Jumping onto the Pegasus, I headed for Mynydd Illtyd, an area of common about 4 miles from Brecon with some great open singletrack and few sharp climbs to really test the legs. As I got to the common, sun still shining overhead, the view west over to Fforest Fawr was black: a wall of cloud and driving rain about two miles into the distance.
The trouble with parts of the Brecon Beacons is they have their own climate. Parts can be sunny, while others are drenched in rain, with little inbetween. Keeping the right side of the weather boundary is a mix of good judgement and sheer luck.
You’ve got to ask yourself one question: ‘Do I feel lucky?’ Well, do ya punk?
I pressed on towards the rain with increased urgency. Just as I approached my return point, the wind on my face was laced with fine rain. I peeled off the main track and kicked the pedals hard along a gradually climbing grassy singletrack path. Even after I turned my back to the wind and could no longer see the black ominous clouds behind me, the race is on to finish the ride and not get wet.

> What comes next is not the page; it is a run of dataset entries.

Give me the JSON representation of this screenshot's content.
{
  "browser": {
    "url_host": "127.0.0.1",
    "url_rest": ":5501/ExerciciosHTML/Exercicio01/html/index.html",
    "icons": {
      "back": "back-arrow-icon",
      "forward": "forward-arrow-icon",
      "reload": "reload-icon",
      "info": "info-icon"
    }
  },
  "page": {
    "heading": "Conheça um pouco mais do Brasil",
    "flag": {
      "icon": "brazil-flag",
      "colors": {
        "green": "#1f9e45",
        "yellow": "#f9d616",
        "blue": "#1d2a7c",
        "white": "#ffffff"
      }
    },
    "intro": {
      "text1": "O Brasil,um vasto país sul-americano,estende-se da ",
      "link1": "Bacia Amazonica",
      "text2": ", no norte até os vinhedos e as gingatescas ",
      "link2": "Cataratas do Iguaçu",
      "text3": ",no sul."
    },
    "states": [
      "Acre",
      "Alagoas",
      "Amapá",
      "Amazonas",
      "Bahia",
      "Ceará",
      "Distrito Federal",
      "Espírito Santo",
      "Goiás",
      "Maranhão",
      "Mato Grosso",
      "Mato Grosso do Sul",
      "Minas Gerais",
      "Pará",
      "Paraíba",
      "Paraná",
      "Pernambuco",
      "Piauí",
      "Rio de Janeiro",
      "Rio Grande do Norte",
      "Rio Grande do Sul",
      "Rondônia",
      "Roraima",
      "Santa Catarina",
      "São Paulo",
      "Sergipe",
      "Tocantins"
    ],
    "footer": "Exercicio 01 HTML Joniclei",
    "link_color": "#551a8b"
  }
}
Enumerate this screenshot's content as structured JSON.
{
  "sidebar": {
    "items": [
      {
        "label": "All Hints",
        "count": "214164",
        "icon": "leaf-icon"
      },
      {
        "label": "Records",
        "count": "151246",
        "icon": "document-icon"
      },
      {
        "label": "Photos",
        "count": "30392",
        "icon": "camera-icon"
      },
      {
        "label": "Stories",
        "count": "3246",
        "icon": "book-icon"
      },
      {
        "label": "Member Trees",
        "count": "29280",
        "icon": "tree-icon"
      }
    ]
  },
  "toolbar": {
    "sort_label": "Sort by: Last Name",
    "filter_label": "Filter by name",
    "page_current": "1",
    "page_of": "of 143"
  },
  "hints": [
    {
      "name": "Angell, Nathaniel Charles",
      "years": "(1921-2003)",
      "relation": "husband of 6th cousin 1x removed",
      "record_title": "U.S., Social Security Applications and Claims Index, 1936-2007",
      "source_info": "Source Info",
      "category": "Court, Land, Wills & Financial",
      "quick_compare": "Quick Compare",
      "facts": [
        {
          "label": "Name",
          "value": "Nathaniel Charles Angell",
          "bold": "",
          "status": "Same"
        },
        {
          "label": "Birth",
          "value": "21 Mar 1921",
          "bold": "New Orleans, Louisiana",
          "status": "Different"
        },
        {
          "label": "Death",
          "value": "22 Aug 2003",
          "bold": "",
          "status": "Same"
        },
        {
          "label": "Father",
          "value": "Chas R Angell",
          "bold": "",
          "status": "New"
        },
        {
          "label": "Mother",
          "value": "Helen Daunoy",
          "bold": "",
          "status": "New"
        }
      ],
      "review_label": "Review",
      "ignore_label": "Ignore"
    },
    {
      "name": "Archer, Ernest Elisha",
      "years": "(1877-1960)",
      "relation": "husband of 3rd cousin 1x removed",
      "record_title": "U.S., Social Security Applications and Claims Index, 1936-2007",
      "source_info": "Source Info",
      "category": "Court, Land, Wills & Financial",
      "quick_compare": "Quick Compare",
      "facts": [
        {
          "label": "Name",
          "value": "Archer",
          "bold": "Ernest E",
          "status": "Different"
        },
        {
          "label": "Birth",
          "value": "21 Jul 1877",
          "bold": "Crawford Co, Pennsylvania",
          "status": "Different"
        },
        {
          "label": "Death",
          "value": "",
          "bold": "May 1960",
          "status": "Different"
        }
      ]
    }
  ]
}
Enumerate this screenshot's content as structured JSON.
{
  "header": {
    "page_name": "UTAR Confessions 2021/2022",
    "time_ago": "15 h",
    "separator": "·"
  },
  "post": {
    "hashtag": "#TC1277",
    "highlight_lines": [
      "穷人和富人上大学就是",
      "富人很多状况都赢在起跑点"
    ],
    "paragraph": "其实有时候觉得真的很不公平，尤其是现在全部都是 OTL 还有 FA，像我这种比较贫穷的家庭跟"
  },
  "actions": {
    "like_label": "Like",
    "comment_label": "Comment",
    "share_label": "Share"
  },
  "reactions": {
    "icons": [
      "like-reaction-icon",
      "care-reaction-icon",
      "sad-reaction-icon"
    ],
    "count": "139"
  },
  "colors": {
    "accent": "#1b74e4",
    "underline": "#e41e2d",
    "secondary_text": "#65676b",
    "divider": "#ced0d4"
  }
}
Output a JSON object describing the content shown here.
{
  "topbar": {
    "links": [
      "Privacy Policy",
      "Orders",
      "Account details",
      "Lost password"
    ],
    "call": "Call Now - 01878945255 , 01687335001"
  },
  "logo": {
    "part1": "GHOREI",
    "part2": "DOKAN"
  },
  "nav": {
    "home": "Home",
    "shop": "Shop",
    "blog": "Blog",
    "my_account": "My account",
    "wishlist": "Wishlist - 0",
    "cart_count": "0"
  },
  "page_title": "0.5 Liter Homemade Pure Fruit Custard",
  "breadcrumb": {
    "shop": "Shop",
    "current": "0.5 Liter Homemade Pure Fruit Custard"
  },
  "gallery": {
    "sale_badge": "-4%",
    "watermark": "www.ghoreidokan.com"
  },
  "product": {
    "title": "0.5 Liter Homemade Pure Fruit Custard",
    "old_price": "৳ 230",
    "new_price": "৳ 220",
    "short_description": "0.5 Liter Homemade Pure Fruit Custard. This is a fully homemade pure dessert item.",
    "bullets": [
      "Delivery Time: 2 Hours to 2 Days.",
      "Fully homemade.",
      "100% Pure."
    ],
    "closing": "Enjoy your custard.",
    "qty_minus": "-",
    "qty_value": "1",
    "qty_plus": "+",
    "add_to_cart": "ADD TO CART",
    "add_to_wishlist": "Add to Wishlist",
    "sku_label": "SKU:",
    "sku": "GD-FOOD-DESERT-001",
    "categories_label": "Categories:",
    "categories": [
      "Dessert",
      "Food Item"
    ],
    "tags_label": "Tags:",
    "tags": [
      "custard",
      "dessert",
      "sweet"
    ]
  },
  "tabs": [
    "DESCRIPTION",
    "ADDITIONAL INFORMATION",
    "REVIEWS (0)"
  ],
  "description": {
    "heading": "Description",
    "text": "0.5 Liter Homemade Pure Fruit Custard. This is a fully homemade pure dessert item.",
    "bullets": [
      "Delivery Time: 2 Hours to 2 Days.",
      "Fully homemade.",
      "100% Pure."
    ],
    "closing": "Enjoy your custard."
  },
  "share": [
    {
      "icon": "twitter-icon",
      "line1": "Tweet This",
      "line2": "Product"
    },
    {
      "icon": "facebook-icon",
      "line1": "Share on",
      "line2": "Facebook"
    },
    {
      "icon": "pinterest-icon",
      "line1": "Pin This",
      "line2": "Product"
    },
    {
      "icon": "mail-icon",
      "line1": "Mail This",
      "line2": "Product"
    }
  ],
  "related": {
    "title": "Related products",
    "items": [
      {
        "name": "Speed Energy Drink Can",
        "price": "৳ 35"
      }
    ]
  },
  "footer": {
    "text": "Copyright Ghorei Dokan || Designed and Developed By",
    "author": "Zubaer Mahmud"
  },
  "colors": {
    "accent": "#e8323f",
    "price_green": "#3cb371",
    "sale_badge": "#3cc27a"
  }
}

Finding a level of strength and determination that has evaded me lately, I hammered round the rest of the loop at a blistering pace. The steep climbs were all dispatched with maximum commitment, and just as I rounded the top of the last climb, I decided on a small detour to a trig-point. It was a bit further and steeper than I expected. With legs burning, lungs bursting, heart pounding and with the sun still shining I got to the top of the trig point to stand victorious and dry in front of black clouds and distant rain. In nearly every direction I could see rain falling, yet overhead the sun still shone.
I don’t think the ride would have been half as exciting if I’d actually taken my rain jacket.